It will be the focus of talks next week at a critical meeting of the North Atlantic Salmon Conservation Organization, which will try to negotiate quotas for member nations including Canada, the U.S. and the European Union.
Some are calling on Greenland to scrap its commercial factory salmon fishery as part of a multinational effort to protect the stock that migrates north to feeding grounds off its west coast from rivers in Canada, the States and other countries.
The Atlantic Salmon Federation released figures Wednesday indicating that Greenland caught 63 per cent of a certain type of salmon that spent two winters off its coast, while Canada harvested 35 per cent of them.
Greenland expanded its kill of wild Atlantic salmon to 58 tonnes last year from 47 tonnes in 2013, a level conservationists say far exceeds sustainability for the species.
Sue Scott of the federation said if Greenland doesn't reduce its take or delay the fishing season, the wild salmon population will continue its steady slide, further diminishing a supply of fish the country says it needs to feed its people.
"Greenland will continue to kill a lot of North American salmon on its feeding grounds, so it will spiral down," she said before heading to Labrador for the meeting Tuesday.
"The point is, that may be true and it's important to be fed but we're getting down to fighting over the last salmon and then nobody will be the victors."

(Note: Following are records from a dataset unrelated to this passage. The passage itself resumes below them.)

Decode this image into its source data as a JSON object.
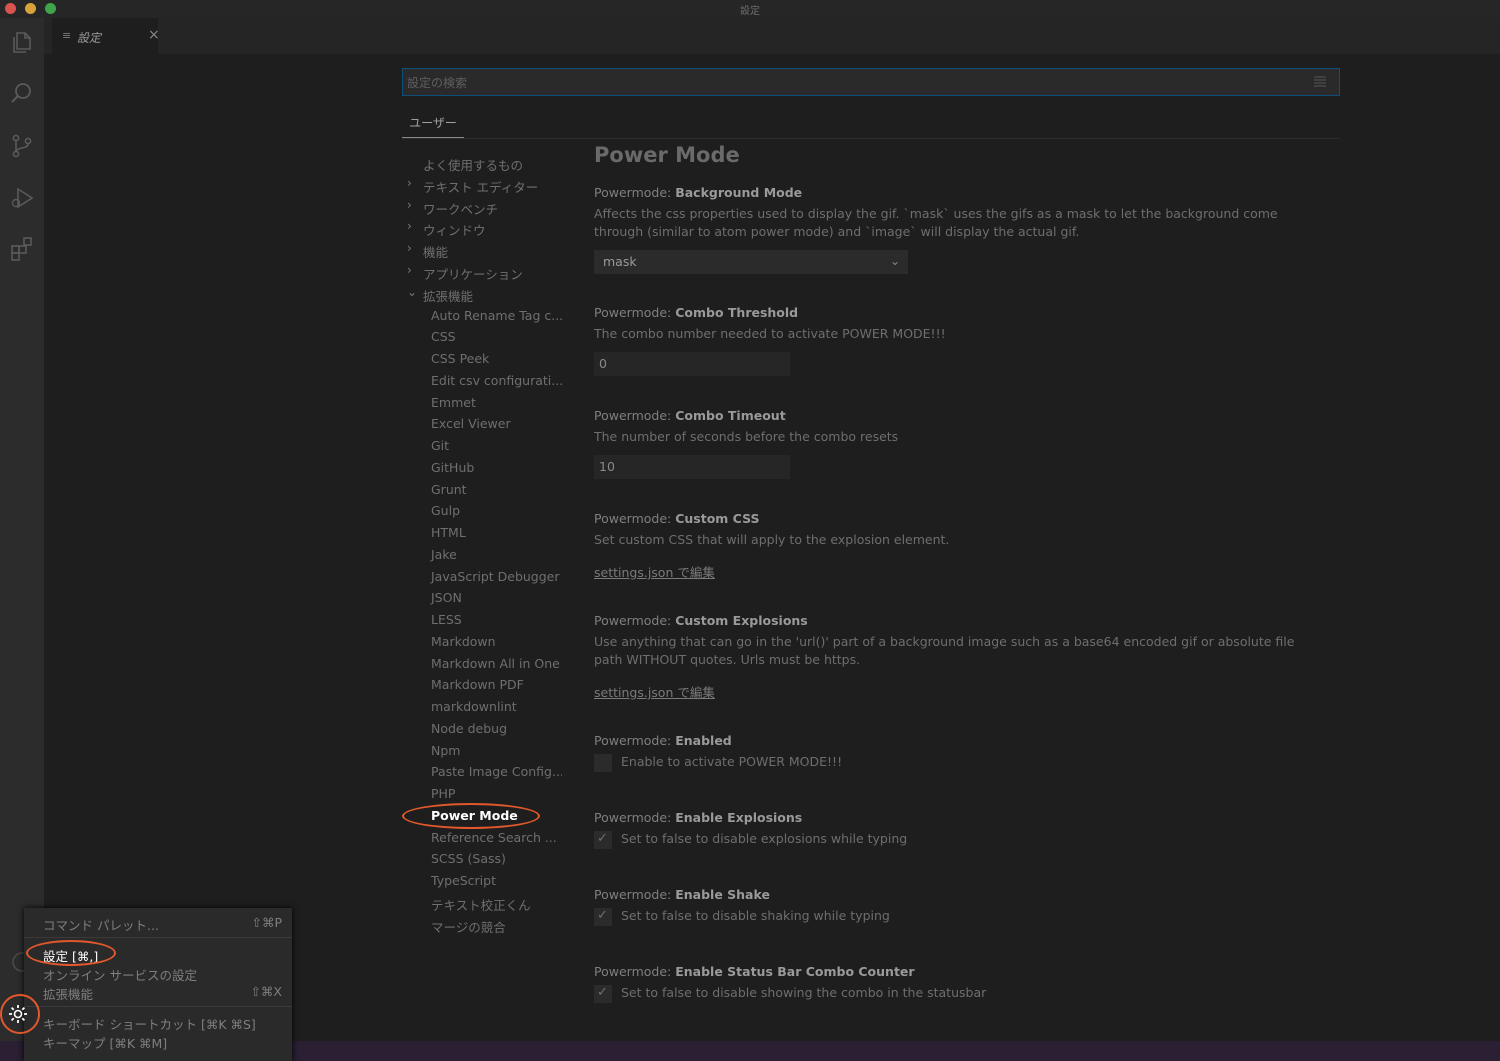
{
  "window": {
    "title": "設定"
  },
  "colors": {
    "accent_highlight": "#e0582b",
    "focus_border": "#0e4f79",
    "background": "#1e1e1e"
  },
  "activity_bar": {
    "icons": [
      "files-icon",
      "search-icon",
      "source-control-icon",
      "run-debug-icon",
      "extensions-icon",
      "account-icon",
      "manage-gear-icon"
    ]
  },
  "tab": {
    "label": "設定",
    "close": "×"
  },
  "search": {
    "placeholder": "設定の検索"
  },
  "scope_tab": {
    "label": "ユーザー"
  },
  "toc": {
    "top": [
      {
        "label": "よく使用するもの",
        "chevron": ""
      },
      {
        "label": "テキスト エディター",
        "chevron": "›"
      },
      {
        "label": "ワークベンチ",
        "chevron": "›"
      },
      {
        "label": "ウィンドウ",
        "chevron": "›"
      },
      {
        "label": "機能",
        "chevron": "›"
      },
      {
        "label": "アプリケーション",
        "chevron": "›"
      },
      {
        "label": "拡張機能",
        "chevron": "⌄"
      }
    ],
    "extensions": [
      "Auto Rename Tag c...",
      "CSS",
      "CSS Peek",
      "Edit csv configurati...",
      "Emmet",
      "Excel Viewer",
      "Git",
      "GitHub",
      "Grunt",
      "Gulp",
      "HTML",
      "Jake",
      "JavaScript Debugger",
      "JSON",
      "LESS",
      "Markdown",
      "Markdown All in One",
      "Markdown PDF",
      "markdownlint",
      "Node debug",
      "Npm",
      "Paste Image Config...",
      "PHP",
      "Power Mode",
      "Reference Search ...",
      "SCSS (Sass)",
      "TypeScript",
      "テキスト校正くん",
      "マージの競合"
    ],
    "active": "Power Mode"
  },
  "content": {
    "section_title": "Power Mode",
    "prefix": "Powermode: ",
    "background_mode": {
      "title": "Background Mode",
      "desc": "Affects the css properties used to display the gif. `mask` uses the gifs as a mask to let the background come through (similar to atom power mode) and `image` will display the actual gif.",
      "value": "mask"
    },
    "combo_threshold": {
      "title": "Combo Threshold",
      "desc": "The combo number needed to activate POWER MODE!!!",
      "value": "0"
    },
    "combo_timeout": {
      "title": "Combo Timeout",
      "desc": "The number of seconds before the combo resets",
      "value": "10"
    },
    "custom_css": {
      "title": "Custom CSS",
      "desc": "Set custom CSS that will apply to the explosion element.",
      "link": "settings.json で編集"
    },
    "custom_explosions": {
      "title": "Custom Explosions",
      "desc": "Use anything that can go in the 'url()' part of a background image such as a base64 encoded gif or absolute file path WITHOUT quotes. Urls must be https.",
      "link": "settings.json で編集"
    },
    "enabled": {
      "title": "Enabled",
      "label": "Enable to activate POWER MODE!!!",
      "checked": false
    },
    "enable_explosions": {
      "title": "Enable Explosions",
      "label": "Set to false to disable explosions while typing",
      "checked": true
    },
    "enable_shake": {
      "title": "Enable Shake",
      "label": "Set to false to disable shaking while typing",
      "checked": true
    },
    "enable_status_bar": {
      "title": "Enable Status Bar Combo Counter",
      "label": "Set to false to disable showing the combo in the statusbar",
      "checked": true
    }
  },
  "menu": {
    "command_palette": {
      "label": "コマンド パレット...",
      "key": "⇧⌘P"
    },
    "settings": {
      "label": "設定 [⌘,]"
    },
    "online_services": {
      "label": "オンライン サービスの設定"
    },
    "extensions": {
      "label": "拡張機能",
      "key": "⇧⌘X"
    },
    "keyboard_shortcuts": {
      "label": "キーボード ショートカット [⌘K ⌘S]"
    },
    "keymap": {
      "label": "キーマップ [⌘K ⌘M]"
    }
  },
  "checkmark": "✓"
}
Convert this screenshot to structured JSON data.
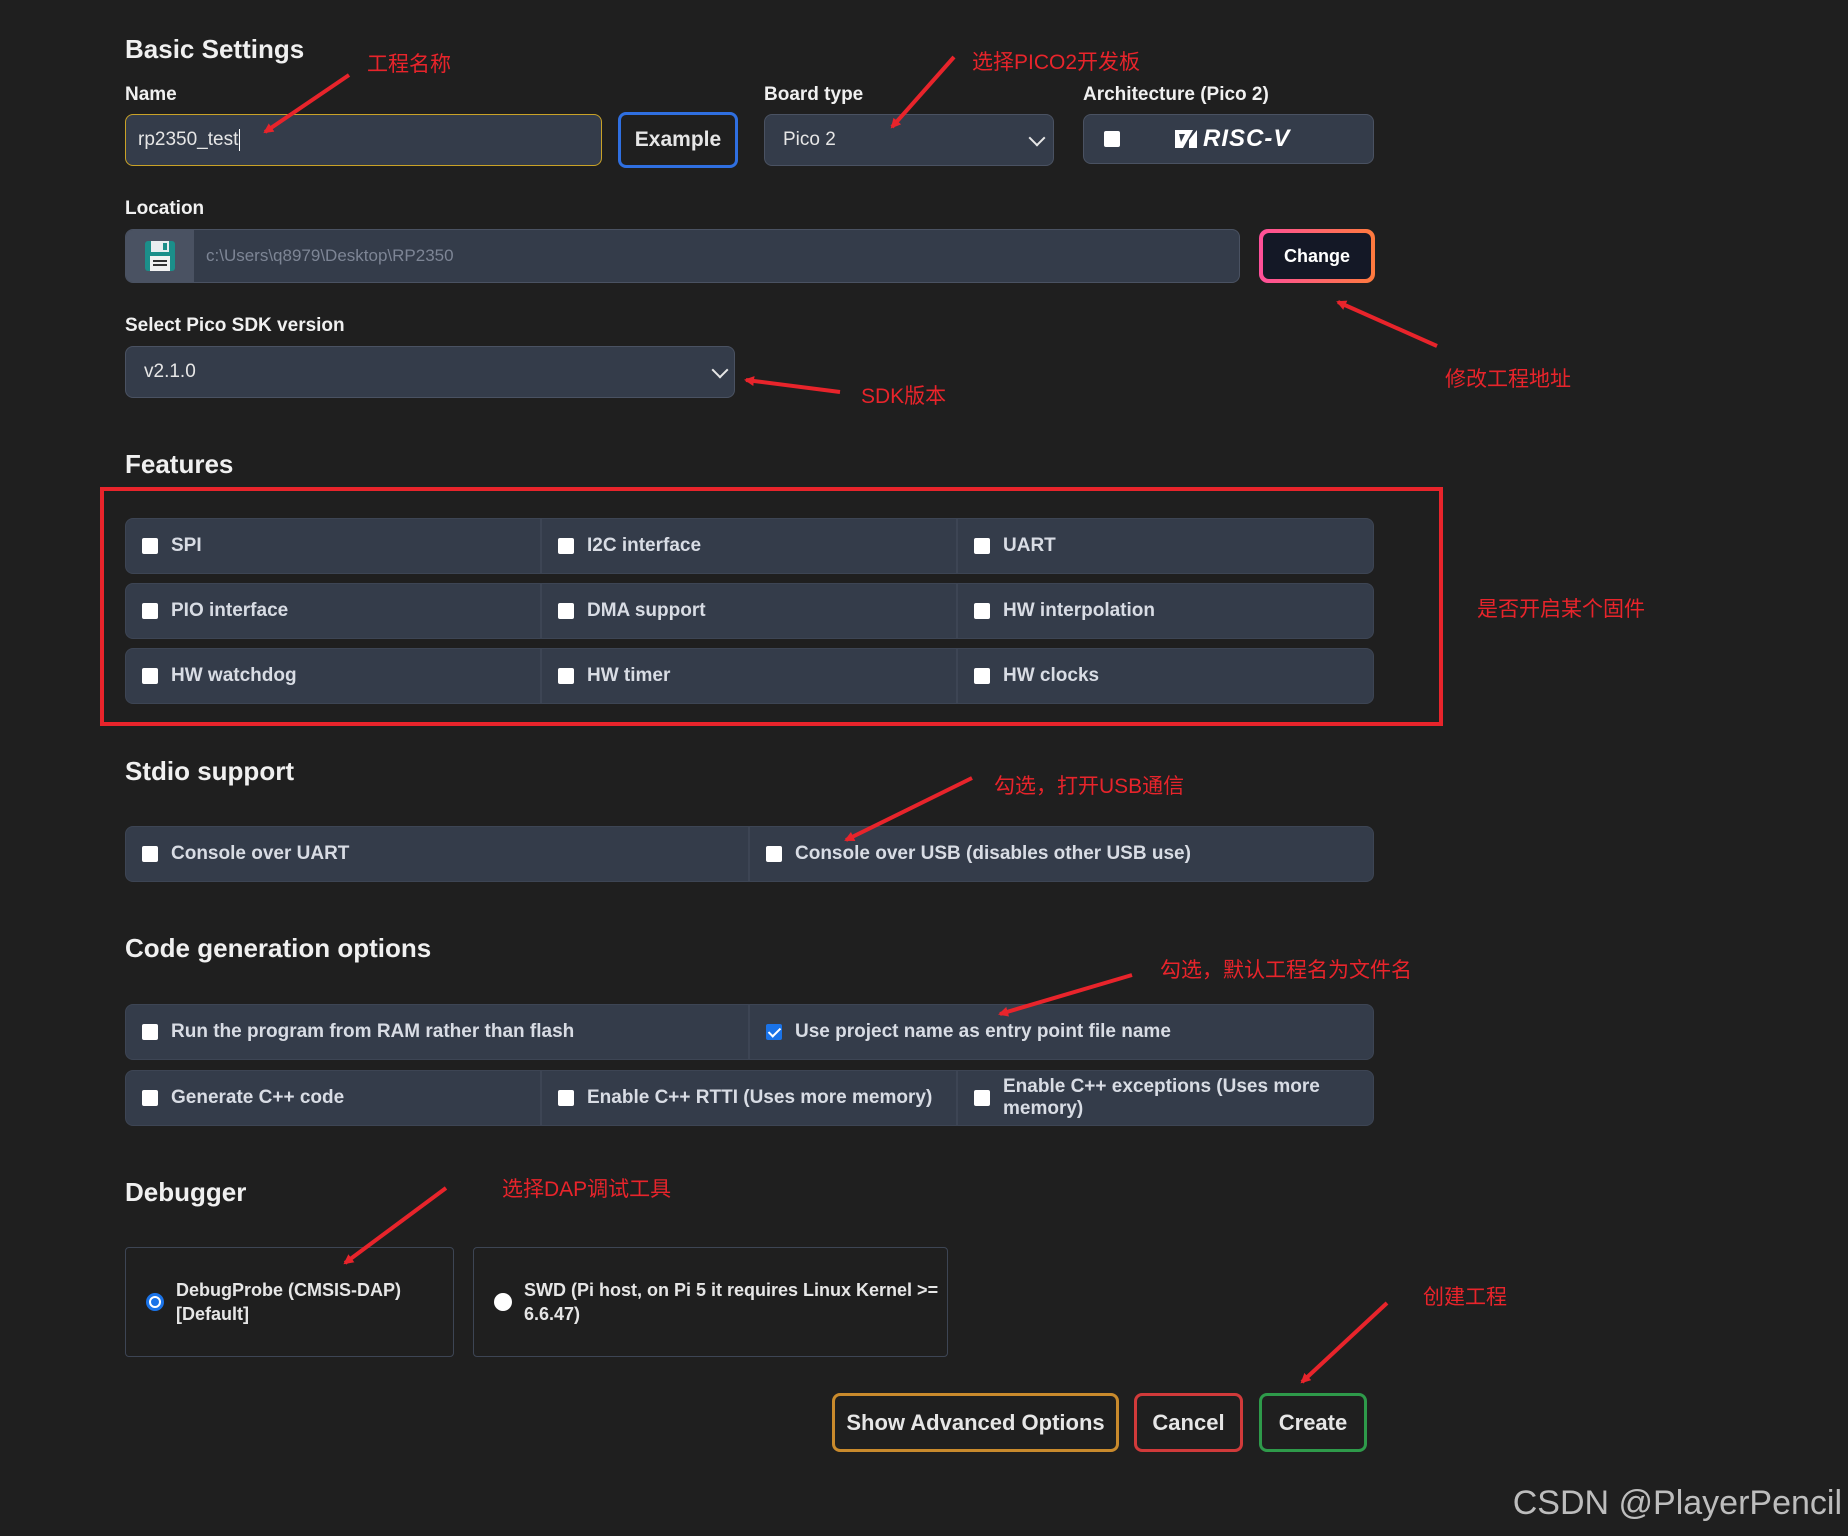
{
  "basic": {
    "heading": "Basic Settings",
    "name_label": "Name",
    "name_value": "rp2350_test",
    "example_button": "Example",
    "board_label": "Board type",
    "board_value": "Pico 2",
    "arch_label": "Architecture (Pico 2)",
    "arch_logo_text": "RISC-V",
    "location_label": "Location",
    "location_placeholder": "c:\\Users\\q8979\\Desktop\\RP2350",
    "change_button": "Change",
    "sdk_label": "Select Pico SDK version",
    "sdk_value": "v2.1.0"
  },
  "features": {
    "heading": "Features",
    "items": [
      "SPI",
      "I2C interface",
      "UART",
      "PIO interface",
      "DMA support",
      "HW interpolation",
      "HW watchdog",
      "HW timer",
      "HW clocks"
    ]
  },
  "stdio": {
    "heading": "Stdio support",
    "items": [
      "Console over UART",
      "Console over USB (disables other USB use)"
    ]
  },
  "codegen": {
    "heading": "Code generation options",
    "row1": [
      "Run the program from RAM rather than flash",
      "Use project name as entry point file name"
    ],
    "row1_checked": [
      false,
      true
    ],
    "row2": [
      "Generate C++ code",
      "Enable C++ RTTI (Uses more memory)",
      "Enable C++ exceptions (Uses more memory)"
    ]
  },
  "debugger": {
    "heading": "Debugger",
    "opt1_line1": "DebugProbe (CMSIS-DAP)",
    "opt1_line2": "[Default]",
    "opt2_line1": "SWD (Pi host, on Pi 5 it requires Linux Kernel >=",
    "opt2_line2": "6.6.47)",
    "selected": "DebugProbe (CMSIS-DAP)"
  },
  "actions": {
    "advanced": "Show Advanced Options",
    "cancel": "Cancel",
    "create": "Create"
  },
  "annotations": {
    "project_name": "工程名称",
    "board": "选择PICO2开发板",
    "location": "修改工程地址",
    "sdk": "SDK版本",
    "features": "是否开启某个固件",
    "usb": "勾选，打开USB通信",
    "entry": "勾选，默认工程名为文件名",
    "dap": "选择DAP调试工具",
    "create": "创建工程"
  },
  "watermark": "CSDN @PlayerPencil",
  "colors": {
    "annotation": "#e8242b",
    "example_border": "#2f6fe0",
    "advanced_border": "#c98a2c",
    "cancel_border": "#d13a3a",
    "create_border": "#2e9a4a"
  }
}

Scott points to the stock depletion in New Brunswick's Miramichi River as a sign of the problem, saying it once produced 20 per cent of the country's salmon and now is in "crisis."
The federation says data from the International Council for the Exploration of the Sea shows the number of larger salmon in North America last year dropped 13 per cent from the previous year.
It found salmon returns were near record lows for Quebec, the Gulf of St. Lawrence, Scotia-Fundy and the U.S.
Scott said she hopes Greenland will follow Canada's lead in restricting the salmon catch. The Fisheries Department took the rare step last month of prohibiting the retention of any wild salmon in the Maritimes after rivers were found to have very low returns of fish.
A ministerial committee is also due to come up with recommendations this summer on how to conserve the species.
Carole Saindon, a Fisheries spokeswoman, said in an email that the department is working with Greenland to come up with a new regulatory measure for the fishery and wants the catch reduced.
"Canada remains highly concerned over the increasing removals of wild Atlantic salmon off west Greenland, which Canada considers go beyond subsistence and into the commercial realm," she said.
Katrine Kaergaard with Greenland's ministry of fisheries said it has reduced its salmon fishery for more than 20 years, but the stock shows no sign of improving.
She said that suggest other factors, such as aquaculture, climate change and predators, are causing stock declines.
"Greenland has made compromises and sacrifices for many years and will continue to seek out co-operation within NASCO," she said in an email.